Three dogs died from the algae poisoning in Wilmington, North Carolina, while another died after a swim in Lake Allatoona.
With only 60 miles between Allatoona and Lake Lanier, people would rather be safe than sorry to put their four-legged friends in the water, but there is no indication Lake Lanier is harmful in anyway, Dale Caldwell, headwaters director at Chattahoochee Riverkeeper said.
"I think we put ourselves in more danger driving to the lake than we do swimming in the lake," Caldwell said.
Chattahoochee Riverkeeper put efforts toward testing Lake Lanier once a week for bacteria and once a month for algae, but the organization cannot test for the presence of blue-green algae, Caldwell said. In fact, the algae technically is not an algae, but rather a bacteria, he said.
"Our tests wouldn't detect this type of bacteria," Caldwell said. "We are in the position to test it, we do have the capabilities and means to do it if we feel like there is a need, but we haven't felt like we needed to do that."
If the Riverkeepers felt they needed to test for the bacteria, they would send the samples to a lab with the equipment needed to read for the micro-bacteria, but a lack of a physical appearance has not thrown any red flags at the non-profit.

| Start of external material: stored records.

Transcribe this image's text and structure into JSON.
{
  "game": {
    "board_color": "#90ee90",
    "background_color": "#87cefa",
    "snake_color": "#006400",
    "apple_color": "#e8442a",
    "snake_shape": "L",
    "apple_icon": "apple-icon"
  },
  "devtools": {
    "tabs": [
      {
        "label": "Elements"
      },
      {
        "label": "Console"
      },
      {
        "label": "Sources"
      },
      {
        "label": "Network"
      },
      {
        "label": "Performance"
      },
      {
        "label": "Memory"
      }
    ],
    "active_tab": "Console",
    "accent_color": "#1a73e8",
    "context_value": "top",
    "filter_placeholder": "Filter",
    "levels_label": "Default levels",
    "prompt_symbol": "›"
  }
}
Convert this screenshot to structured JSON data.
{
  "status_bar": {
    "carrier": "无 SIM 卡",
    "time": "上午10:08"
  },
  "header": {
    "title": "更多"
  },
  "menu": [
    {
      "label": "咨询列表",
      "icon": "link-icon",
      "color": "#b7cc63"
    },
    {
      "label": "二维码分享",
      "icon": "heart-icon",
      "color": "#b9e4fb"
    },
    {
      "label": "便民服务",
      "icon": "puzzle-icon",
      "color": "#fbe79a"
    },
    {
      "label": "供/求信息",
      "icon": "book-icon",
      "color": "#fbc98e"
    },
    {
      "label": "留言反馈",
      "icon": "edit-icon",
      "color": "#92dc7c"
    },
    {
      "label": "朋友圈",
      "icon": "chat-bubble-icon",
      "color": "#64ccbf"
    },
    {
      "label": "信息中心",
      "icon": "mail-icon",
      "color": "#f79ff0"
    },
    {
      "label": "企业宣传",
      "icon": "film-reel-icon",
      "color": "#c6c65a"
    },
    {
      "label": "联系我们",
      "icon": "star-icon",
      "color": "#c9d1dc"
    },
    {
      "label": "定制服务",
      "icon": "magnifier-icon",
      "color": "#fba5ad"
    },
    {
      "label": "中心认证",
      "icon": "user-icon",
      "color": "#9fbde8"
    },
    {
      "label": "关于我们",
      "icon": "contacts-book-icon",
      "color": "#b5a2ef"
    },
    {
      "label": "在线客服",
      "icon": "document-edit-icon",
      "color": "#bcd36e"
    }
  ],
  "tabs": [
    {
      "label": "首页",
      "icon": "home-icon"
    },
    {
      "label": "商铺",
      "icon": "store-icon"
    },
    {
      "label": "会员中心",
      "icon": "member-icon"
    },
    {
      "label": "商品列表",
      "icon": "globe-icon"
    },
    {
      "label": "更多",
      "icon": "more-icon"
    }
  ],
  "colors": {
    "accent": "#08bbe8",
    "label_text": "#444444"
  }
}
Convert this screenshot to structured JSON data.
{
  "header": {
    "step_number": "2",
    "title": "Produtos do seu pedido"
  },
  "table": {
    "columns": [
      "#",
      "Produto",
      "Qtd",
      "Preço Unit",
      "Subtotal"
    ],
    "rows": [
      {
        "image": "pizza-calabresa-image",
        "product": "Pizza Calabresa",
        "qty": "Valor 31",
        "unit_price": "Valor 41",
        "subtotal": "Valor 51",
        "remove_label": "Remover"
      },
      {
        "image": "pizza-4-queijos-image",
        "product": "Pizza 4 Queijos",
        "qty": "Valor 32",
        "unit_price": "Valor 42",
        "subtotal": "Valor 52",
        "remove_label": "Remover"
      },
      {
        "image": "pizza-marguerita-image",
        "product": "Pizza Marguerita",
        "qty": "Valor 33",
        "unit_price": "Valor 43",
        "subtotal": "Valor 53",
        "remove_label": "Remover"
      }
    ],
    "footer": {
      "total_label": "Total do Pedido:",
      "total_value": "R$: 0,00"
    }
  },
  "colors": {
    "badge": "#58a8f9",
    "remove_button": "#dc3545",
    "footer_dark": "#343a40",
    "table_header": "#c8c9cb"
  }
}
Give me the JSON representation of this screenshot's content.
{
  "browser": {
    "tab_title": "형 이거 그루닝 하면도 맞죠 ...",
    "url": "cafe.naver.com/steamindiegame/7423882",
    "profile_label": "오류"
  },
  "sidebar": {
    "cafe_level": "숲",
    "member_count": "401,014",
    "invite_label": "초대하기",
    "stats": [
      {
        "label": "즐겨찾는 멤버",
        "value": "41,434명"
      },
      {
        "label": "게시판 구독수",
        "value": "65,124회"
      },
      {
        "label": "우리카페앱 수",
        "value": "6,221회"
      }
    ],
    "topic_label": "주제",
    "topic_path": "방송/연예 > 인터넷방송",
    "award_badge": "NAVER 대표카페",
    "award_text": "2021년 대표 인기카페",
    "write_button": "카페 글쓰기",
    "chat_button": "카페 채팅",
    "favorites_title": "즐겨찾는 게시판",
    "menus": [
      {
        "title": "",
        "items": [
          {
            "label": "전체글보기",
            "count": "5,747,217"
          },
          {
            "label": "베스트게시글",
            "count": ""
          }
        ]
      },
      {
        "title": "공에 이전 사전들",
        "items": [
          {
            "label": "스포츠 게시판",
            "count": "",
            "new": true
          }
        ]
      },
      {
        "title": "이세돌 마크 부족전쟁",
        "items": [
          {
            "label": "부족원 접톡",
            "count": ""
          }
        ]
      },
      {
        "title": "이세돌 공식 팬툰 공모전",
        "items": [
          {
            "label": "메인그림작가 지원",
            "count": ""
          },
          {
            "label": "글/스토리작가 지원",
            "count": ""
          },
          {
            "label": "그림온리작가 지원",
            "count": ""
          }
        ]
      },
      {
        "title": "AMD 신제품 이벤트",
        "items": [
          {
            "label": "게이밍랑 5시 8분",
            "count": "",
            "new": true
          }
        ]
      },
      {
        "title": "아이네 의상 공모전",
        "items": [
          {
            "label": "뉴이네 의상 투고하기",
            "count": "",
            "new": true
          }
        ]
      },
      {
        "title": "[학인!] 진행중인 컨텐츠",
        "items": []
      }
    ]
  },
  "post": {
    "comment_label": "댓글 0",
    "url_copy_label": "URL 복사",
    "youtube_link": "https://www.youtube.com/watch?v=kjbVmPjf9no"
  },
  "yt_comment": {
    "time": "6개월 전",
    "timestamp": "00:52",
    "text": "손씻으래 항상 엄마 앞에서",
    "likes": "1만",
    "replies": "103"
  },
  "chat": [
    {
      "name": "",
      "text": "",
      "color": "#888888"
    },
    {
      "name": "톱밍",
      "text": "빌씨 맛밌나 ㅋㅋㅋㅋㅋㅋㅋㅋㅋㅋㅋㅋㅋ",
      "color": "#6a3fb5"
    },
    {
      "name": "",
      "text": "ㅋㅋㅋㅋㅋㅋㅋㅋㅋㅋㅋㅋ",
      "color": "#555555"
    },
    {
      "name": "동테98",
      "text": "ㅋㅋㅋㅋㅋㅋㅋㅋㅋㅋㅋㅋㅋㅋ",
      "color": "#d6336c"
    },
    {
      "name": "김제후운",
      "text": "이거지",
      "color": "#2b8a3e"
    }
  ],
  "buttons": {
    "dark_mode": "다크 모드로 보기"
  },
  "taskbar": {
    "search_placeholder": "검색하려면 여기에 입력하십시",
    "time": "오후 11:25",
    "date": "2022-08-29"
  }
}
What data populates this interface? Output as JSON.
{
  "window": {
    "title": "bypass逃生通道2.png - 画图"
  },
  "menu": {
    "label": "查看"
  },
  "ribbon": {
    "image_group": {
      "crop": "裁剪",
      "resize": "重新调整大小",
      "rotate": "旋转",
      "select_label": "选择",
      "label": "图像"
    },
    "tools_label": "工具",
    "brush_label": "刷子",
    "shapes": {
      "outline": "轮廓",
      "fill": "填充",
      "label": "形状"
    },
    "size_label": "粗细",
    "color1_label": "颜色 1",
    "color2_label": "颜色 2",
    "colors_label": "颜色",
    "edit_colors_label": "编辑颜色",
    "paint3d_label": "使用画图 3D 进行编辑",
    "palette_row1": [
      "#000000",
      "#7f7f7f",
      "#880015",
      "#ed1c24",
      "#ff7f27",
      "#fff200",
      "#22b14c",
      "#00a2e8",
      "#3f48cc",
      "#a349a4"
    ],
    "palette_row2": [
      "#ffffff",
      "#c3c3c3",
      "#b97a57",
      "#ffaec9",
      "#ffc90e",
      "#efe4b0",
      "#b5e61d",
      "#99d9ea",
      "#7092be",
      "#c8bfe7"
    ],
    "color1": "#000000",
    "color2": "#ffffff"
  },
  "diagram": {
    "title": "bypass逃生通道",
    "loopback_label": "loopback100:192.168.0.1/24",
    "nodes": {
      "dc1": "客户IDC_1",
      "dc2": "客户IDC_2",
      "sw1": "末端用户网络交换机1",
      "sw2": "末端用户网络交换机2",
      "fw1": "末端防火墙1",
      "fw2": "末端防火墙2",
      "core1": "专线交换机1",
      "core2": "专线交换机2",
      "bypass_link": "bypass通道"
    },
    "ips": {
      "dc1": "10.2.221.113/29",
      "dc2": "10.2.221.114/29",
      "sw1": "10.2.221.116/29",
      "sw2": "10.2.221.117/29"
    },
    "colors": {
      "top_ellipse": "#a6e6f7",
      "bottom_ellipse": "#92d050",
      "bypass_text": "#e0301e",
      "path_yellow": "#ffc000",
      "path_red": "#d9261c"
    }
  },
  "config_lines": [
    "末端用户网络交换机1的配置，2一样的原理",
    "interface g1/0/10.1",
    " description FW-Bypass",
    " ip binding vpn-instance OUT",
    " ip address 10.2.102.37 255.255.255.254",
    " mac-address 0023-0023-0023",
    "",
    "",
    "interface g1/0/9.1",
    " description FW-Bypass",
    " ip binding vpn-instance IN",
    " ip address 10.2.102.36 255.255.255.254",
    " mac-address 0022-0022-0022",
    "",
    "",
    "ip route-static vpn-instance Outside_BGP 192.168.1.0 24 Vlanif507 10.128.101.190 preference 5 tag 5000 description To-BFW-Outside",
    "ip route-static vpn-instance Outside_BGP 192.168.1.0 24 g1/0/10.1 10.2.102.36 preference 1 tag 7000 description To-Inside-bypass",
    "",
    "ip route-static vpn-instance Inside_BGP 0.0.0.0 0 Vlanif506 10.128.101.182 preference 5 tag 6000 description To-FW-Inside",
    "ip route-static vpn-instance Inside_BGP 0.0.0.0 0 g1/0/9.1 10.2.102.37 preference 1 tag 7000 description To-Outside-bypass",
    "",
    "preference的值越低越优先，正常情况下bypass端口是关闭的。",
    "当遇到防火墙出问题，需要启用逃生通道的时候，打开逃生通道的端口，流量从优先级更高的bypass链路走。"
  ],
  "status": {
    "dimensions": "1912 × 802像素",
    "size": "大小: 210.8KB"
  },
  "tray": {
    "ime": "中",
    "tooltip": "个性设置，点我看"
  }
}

"With blue-green algae there's that physical presence that you can just see and if we ever saw that in Lake Lanier, which we have not, we would be the first to go test and confirm what it is," Caldwell said.